“The Sports Council did suggest signs of improvement in their report, and we wouldn’t dispute this. But there’s no point doing reviews every four years, unless we get up in the helicopter and ask is the whole thing working? And Ireland has underperformed consistently across the last six Olympics.

“Looking at comparator nations is a pretty crude measure, but it’s not far away. All other nations had higher standards of athletes and better systems. Here it’s the system that is underperforming, as much as the athletes.”

OCI president Pat Hickey accepted the report was quite damning of Ireland’s true Olympic standing, but reckoned the door was wide open for a better relationship with the Sports Council.

“It sounds very depressing, but some good can come of it,” said Hickey. “It’s like we’re standing . . . nude out in the street. Well now we can put clothes on. I hope it shakes everybody up. There are very worrying things in it [the report]; that maybe our athletes across all the sports are not ambitious enough; that they don’t have the inner hunger that they should. The other is the mish-mash of different systems in the country aren’t working.

“But there seems to be some sort of inordinate fear in the Sports Council about the OCI. I don’t know whether it’s down to personalities or not. I get on very well with John Treacy [the Sports Council chief executive], but he seems to think that I’m out to wipe him out. Not at all. His role is nothing to do with me.

“We’ve a very friendly relationship. It’s just that he gets nervous about politics. He thinks that I’m trying to out-manoeuvre him. We don’t want to run Irish Sport. We just want some input. But, for example, we’ve asked for the last four years to be involved in the carding system, that we had a great contribution to make before the money was assessed. We were completely refused.

“Nor were they prepared to share with us the programmes that the national federations had submitted to the Sports Council. The national federations were afraid to give them to us in case it affected their grant aid. There’s a fear there all the time.

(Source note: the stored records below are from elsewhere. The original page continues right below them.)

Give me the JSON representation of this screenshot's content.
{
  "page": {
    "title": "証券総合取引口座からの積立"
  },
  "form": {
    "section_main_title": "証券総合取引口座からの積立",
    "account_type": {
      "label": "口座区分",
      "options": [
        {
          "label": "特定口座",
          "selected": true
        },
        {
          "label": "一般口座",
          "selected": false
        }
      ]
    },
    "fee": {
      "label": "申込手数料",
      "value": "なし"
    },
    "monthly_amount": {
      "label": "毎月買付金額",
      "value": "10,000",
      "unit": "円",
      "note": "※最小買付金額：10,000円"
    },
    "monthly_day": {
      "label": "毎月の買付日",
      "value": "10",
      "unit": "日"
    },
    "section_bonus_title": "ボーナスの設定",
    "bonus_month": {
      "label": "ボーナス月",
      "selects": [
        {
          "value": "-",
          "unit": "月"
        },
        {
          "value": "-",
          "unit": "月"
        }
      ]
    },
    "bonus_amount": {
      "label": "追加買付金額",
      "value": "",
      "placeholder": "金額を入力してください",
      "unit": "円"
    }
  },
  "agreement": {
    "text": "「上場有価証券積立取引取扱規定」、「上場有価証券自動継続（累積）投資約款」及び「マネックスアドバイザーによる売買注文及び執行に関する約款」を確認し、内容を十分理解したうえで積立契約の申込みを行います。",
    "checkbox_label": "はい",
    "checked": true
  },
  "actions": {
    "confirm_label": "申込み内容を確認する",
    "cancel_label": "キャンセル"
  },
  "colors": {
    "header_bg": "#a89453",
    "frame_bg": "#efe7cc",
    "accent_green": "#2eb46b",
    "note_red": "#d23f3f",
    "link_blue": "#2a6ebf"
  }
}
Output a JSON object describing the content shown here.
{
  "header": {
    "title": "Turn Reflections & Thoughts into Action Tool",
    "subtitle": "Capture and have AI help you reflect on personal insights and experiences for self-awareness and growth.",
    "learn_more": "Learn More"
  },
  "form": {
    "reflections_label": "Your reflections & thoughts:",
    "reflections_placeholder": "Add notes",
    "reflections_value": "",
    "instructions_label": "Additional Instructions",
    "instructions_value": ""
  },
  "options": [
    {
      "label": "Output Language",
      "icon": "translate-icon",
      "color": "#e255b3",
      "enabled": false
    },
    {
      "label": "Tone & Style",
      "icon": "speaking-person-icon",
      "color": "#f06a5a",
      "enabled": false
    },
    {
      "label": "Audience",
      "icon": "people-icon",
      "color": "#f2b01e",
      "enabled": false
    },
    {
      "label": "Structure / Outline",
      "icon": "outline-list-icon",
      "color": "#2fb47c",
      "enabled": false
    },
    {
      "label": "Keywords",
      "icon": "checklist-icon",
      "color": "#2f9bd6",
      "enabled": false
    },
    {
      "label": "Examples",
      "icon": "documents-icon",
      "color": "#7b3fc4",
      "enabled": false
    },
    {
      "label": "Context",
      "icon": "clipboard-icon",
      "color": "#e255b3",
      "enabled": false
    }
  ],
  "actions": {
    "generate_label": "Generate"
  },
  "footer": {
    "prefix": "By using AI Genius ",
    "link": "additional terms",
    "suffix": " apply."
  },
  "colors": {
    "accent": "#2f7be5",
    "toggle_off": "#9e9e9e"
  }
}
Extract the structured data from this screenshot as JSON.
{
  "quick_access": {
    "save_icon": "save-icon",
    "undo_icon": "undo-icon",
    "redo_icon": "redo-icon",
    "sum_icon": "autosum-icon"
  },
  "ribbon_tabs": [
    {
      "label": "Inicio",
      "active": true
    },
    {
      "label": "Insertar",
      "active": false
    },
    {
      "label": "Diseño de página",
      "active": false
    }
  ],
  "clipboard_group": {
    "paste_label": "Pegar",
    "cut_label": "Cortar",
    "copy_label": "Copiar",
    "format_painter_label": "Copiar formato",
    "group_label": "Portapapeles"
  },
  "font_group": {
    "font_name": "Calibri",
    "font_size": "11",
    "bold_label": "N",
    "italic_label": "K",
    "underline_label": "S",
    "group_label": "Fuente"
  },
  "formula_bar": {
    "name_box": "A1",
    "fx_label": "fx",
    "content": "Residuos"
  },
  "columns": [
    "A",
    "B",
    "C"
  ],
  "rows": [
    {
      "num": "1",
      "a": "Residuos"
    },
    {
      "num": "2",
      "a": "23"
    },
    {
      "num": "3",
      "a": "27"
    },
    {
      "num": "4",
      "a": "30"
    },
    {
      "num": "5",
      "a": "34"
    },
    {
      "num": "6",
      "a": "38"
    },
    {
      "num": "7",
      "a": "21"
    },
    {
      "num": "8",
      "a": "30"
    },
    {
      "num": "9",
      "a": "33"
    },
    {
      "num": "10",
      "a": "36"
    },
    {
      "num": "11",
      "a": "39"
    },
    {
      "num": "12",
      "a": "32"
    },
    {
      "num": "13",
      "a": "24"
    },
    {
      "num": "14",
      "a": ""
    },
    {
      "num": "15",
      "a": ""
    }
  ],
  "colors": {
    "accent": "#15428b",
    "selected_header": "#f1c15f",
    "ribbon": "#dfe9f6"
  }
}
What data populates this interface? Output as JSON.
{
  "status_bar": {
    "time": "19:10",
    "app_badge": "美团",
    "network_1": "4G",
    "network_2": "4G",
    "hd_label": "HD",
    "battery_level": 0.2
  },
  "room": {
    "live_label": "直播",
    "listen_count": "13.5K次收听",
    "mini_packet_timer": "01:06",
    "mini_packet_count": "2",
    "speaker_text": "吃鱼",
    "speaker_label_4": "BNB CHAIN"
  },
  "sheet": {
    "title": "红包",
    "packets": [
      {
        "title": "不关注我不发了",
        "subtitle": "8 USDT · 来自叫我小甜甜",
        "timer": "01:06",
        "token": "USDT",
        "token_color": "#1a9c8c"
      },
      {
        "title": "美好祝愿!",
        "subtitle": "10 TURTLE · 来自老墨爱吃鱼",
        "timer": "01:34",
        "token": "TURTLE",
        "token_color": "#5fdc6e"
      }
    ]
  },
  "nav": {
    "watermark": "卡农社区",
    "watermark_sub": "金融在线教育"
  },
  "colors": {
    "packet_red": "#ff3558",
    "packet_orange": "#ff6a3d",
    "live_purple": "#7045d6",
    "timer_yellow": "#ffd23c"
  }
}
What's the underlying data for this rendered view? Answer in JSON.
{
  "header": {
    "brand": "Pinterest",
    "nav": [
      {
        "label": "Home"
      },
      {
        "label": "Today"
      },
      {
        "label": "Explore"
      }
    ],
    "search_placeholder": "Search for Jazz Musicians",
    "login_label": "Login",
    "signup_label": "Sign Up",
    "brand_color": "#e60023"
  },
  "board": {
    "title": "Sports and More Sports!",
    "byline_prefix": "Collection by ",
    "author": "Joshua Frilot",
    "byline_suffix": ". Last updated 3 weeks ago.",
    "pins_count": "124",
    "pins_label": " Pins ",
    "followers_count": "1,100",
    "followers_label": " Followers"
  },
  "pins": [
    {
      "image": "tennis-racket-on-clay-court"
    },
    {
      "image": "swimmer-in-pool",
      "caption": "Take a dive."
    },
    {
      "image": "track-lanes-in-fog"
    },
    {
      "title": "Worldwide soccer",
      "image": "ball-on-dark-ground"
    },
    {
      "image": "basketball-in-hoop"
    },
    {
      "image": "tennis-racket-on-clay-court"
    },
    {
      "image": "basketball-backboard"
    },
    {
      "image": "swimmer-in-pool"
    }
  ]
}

“I think what they’re doing to Athletics Ireland is an absolute disgrace. To have the Sports Council interfering with the appointment of key officials, or coaches, in any federation, and to hold back money is grossly unfair.”

Hickey suggested OCI member Susan Ahern, a sports lawyer and former volleyball international, as their candidate for the Sports Council board: “Not me, but someone with no baggage. That would create a buffer.

“If that person is there, it creates a rapport, so if there are problems coming down the line, we can sort them out before they do become an issue.”

The task of improving relations will fall on the desk of the Minister for Sport Martin Cullen, but in the meantime Hickey had some further suggestions of how Ireland’s Olympic chances can improve ahead of London 2012.

“I said in 1988 that the way forward was to concentrate on minority sports. I was laughed off the face of the earth. Track and field will always be the king of the Games, but if you look at the countries that are getting the medals, it’s in minority sports.

“But we can forget about trying to attract teams here in the run-up to London, because we haven’t got the facilities. Knowing my colleagues in Europe, and around the world, if I brought them here, they wouldn’t see any Olympic standard facilities.

“They’d tell me I’m giving them a second-rate place to train in because I’ve had a look at what they’re offering in the UK. They’re offering £50,000 (€56,000) to come to a regional city. And these cities have fantastic facilities. Right now the benefit of London to us will be next to none. Except maybe a few tourists.”